This wonderful post on gender by Sashi Kaufman got me thinking. So far I haven't gotten the "why are you writing books with male protagonists when you're not a guy?" questions, but I'm expecting them to start coming in any day.Like Sashi, I was brought up to believe that it isn't who or how you love that matters, but THAT you love.
And gender hasn't been something that's been an issue for me in choosing friends. I never really thought about it like that. So I always find that question a bit off-putting. Am I not meant to understand men/boys? Am I meant to think of the "other" gender as something mysterious and unexplainable?
In addition to being a female who is writing male characters, I'm also an only child. But the relationship that has so far gotten the most attention in THESE GENTLE WOUNDS isn’t the one between Gordie and his first girlfriend, even though I have years of personal experience with romantic relationships to draw on, it’s the one between Gordie and his older brother, Kevin – a relationship I’ve obviously never had.
So here's the thing, as Gordie would say....I always joke and say that I have a 16-year old boy living in my head. But the truth is that I despise those gender things that put people into little boxes and tell them that "girls should..." and "boys should...."
I happen to be the mother to a daughter who loves everything pink and glittery. She can roughhouse on the playground, but wants to look like a princess while doing it. And I'm cool with that. But that doesn't mean my blood boils any less when I go to a website to look at toys and it asks me to sort by "girl toys" or "boy toys." My pretty-as-a-princess daughter also likes building helicopters with her dad (alas, I have no spacial relations and avoid building anything!) and jumping off her bed onto her too-far-away beanbag and that's just fine.
Every week, it seems there is some post about how “the New York Times bestseller’s list is filled with (shudder) MEN. This must be discrimination.”
To which my private response is “bullshit” and my public response is REALLY? I mean, does anyone think there’s some conspiracy to make people (including the vast number of readers who are female) buy books written by male writers?
A quick scan of my own bookshelves shows a pretty even split between male and female writers, mostly because I was a huge speculative fiction fan in my younger days and I have an entire bookcase devoted mainly to books by Harlan Ellison, Clive Barker, Roger Zelazny, and Michael Moorcock. Sorry. Most of speculative fiction at the time was being written by men. Does that mean I shouldn’t read or appreciate them? I just don’t get it.
The early reviews of THESE GENTLE WOUNDS that have come in saying that Gordie’s is one of the “the best boy points of view” the reader has read or that they’re “moved to tears” by the relationship by Gordie and Kevin, mean the world to me. They would mean SIGNIFICANTLY less if those phrases were followed with “by a female writer.” I don’t want anyone to give a %*$( about my gender. It is, hopefully, irrelevant to my books if I’m doing the job my publisher is paying me to do, and that’s telling an interesting and believable story.

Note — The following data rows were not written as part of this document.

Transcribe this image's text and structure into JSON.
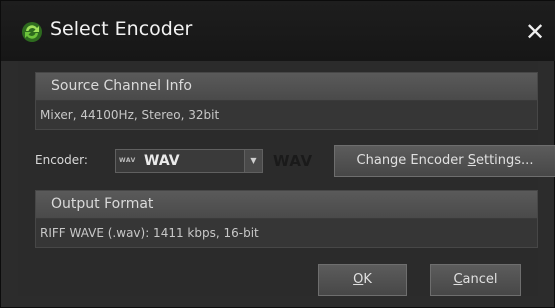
{
  "window": {
    "title": "Select Encoder",
    "icon": "refresh-arrows-icon",
    "close_glyph": "✕"
  },
  "source_section": {
    "header": "Source Channel Info",
    "value": "Mixer, 44100Hz, Stereo, 32bit"
  },
  "encoder": {
    "label": "Encoder:",
    "selected": "WAV",
    "mini_logo": "WAV",
    "logo": "WAV",
    "change_button_pre": "Change Encoder ",
    "change_button_mnemonic": "S",
    "change_button_post": "ettings..."
  },
  "output_section": {
    "header": "Output Format",
    "value": "RIFF WAVE (.wav): 1411 kbps, 16-bit"
  },
  "buttons": {
    "ok_mnemonic": "O",
    "ok_rest": "K",
    "cancel_mnemonic": "C",
    "cancel_rest": "ancel"
  },
  "colors": {
    "titlebar": "#1a1a1a",
    "client_background": "#2b2b2b",
    "section_header": "#525252",
    "icon_green": "#4caf3a"
  }
}
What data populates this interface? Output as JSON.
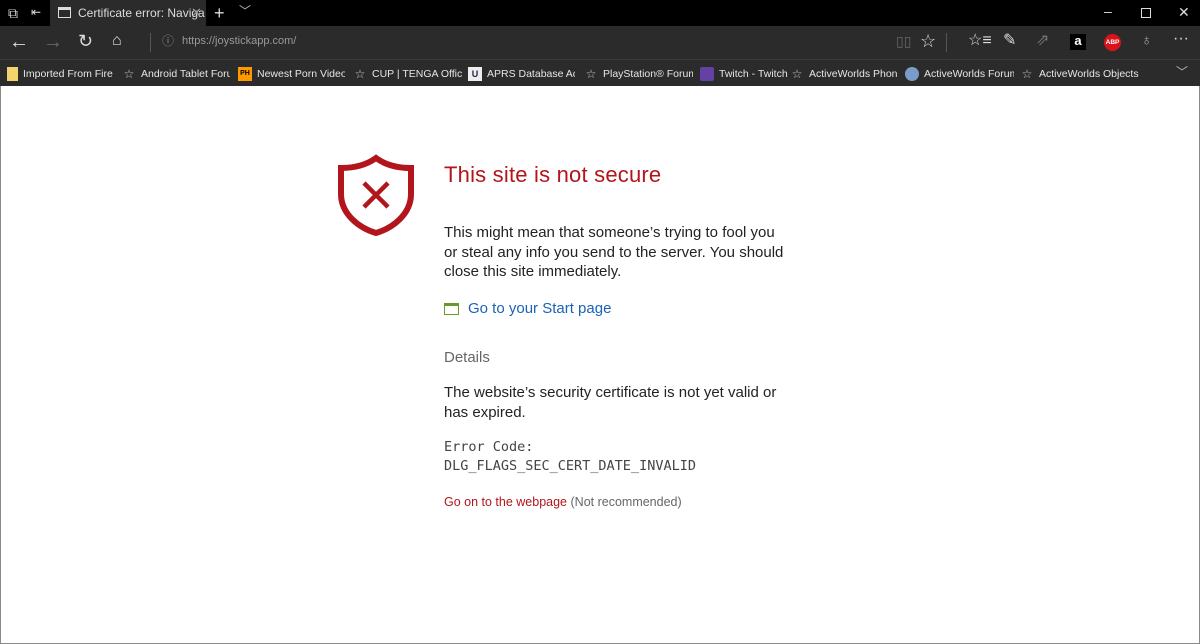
{
  "titlebar": {
    "tab_title": "Certificate error: Naviga",
    "icons": [
      "tab-manager-icon",
      "set-aside-tabs-icon",
      "new-tab-plus-icon",
      "tab-preview-chevron-icon"
    ],
    "window_controls": [
      "minimize",
      "maximize",
      "close"
    ]
  },
  "toolbar": {
    "url": "https://joystickapp.com/",
    "icons": [
      "back-icon",
      "forward-icon",
      "refresh-icon",
      "home-icon",
      "reading-view-icon",
      "favorite-star-icon",
      "favorites-hub-icon",
      "web-note-icon",
      "share-icon",
      "amazon-icon",
      "adblock-plus-icon",
      "extension-icon",
      "more-icon"
    ]
  },
  "bookmarks": [
    {
      "label": "Imported From Firefo",
      "icon": "folder"
    },
    {
      "label": "Android Tablet Forum",
      "icon": "star"
    },
    {
      "label": "Newest Porn Videos -",
      "icon": "PH"
    },
    {
      "label": "CUP | TENGA Official",
      "icon": "star"
    },
    {
      "label": "APRS Database Acces",
      "icon": "U"
    },
    {
      "label": "PlayStation® Forums",
      "icon": "star"
    },
    {
      "label": "Twitch - Twitch",
      "icon": "twitch"
    },
    {
      "label": "ActiveWorlds Phone I",
      "icon": "star"
    },
    {
      "label": "ActiveWorlds Forums",
      "icon": "globe"
    },
    {
      "label": "ActiveWorlds Objects",
      "icon": "star"
    }
  ],
  "page": {
    "title": "This site is not secure",
    "description": "This might mean that someone’s trying to fool you or steal any info you send to the server. You should close this site immediately.",
    "start_page_link": "Go to your Start page",
    "details_heading": "Details",
    "details_text": "The website’s security certificate is not yet valid or has expired.",
    "error_code_label": "Error Code:",
    "error_code": "DLG_FLAGS_SEC_CERT_DATE_INVALID",
    "continue_link": "Go on to the webpage",
    "not_recommended": "(Not recommended)"
  },
  "colors": {
    "accent_red": "#b2151c",
    "link_blue": "#1a64b8",
    "chrome_dark": "#2b2b2b"
  }
}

It is highly likely that I’ll never write a book from a female point of view, but then again, who knows. That’s my personal quirk from having grown up mostly raised by a father I’m very close to, surrounded by predominantly male friends. But the bottom line is, or rather I think SHOULD BE: who cares and why?
In the course of the past year alone some of my favorite books were written by women with male protagonists: Carrie Mesrobian's SEX & VIOLENCE and J. H. Trumble's JUST BETWEEN US are just the first that come to mind and that doesn't even include the books from duel Male/Female points of view like Maggie Steifvater's Raven Boys, or Rainbow Rowell's Eleanor & Park, or Brigid Kemmerer's Elementals series.
WHY does it even matter? Why should it matter? I hope that Sashi doesn't mind that I pull a quote of her post here. "The gender dichotomy is a boring one to me. If people are different then tell me why they’re different on a human level, or a cultural one or a level of age or life experience. In both fiction and life I’d like to see gender become a less important designator for character and personality traits."
To which I say, EXACTLY and AMEN!